    ACC and the students at ACC should feel fortunate to have an instructor who has personally and professionally experienced the curriculum he is instructing. The students gain insight and knowledge of Hildebrand’s field experience, which is more than students receive at the university level. Most universities have academians/professors who have never served as peace officers instructing students in peace officer curriculum. Hildebrand’s experience is often shared during his presentation, providing first hand examples of how the principles of the curriculum he is instructing are lawfully implemented by a peace officer and more importantly, the real life consequences of violating those principles. As Chief of Training for the law enforcement division of a state agency, it is important to share with students the institutional knowledge and culture of the law enforcement community. Hildebrand certainly provides more than academic instruction to his students.

  5. BethAnn says:

    G.W. Hildebrand has been a true ‘friend’ of the academic testing centers in which I’ve worked in that he is organized and cooperative. I’ve never told him that I was a little anxious the first time he strode in to the TECE (he casts a long ’shadow’) but I learned that he’s a very straight forward and genuine man. It took a good person to fill Roger Leathers’ shoes and ACC’s a better place because of professors such as him.
    Well-written and informative article!

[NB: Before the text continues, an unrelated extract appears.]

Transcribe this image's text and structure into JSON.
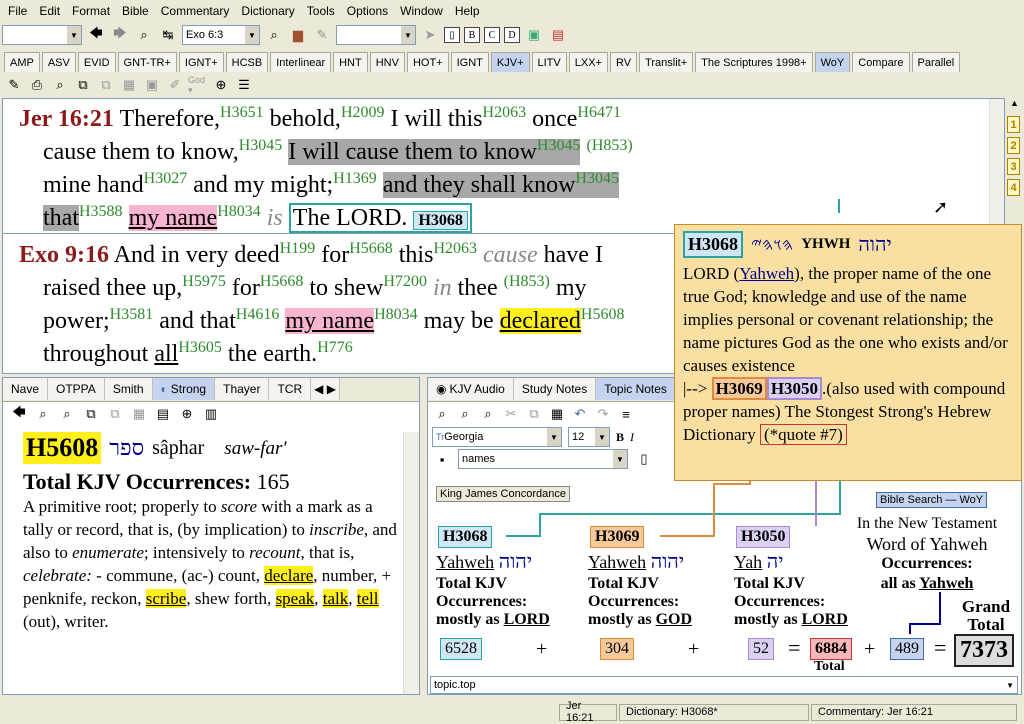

  6. Laura Tabor-Huerta says:

    Thanks for the article. It is always interesting to hear a person’s career story.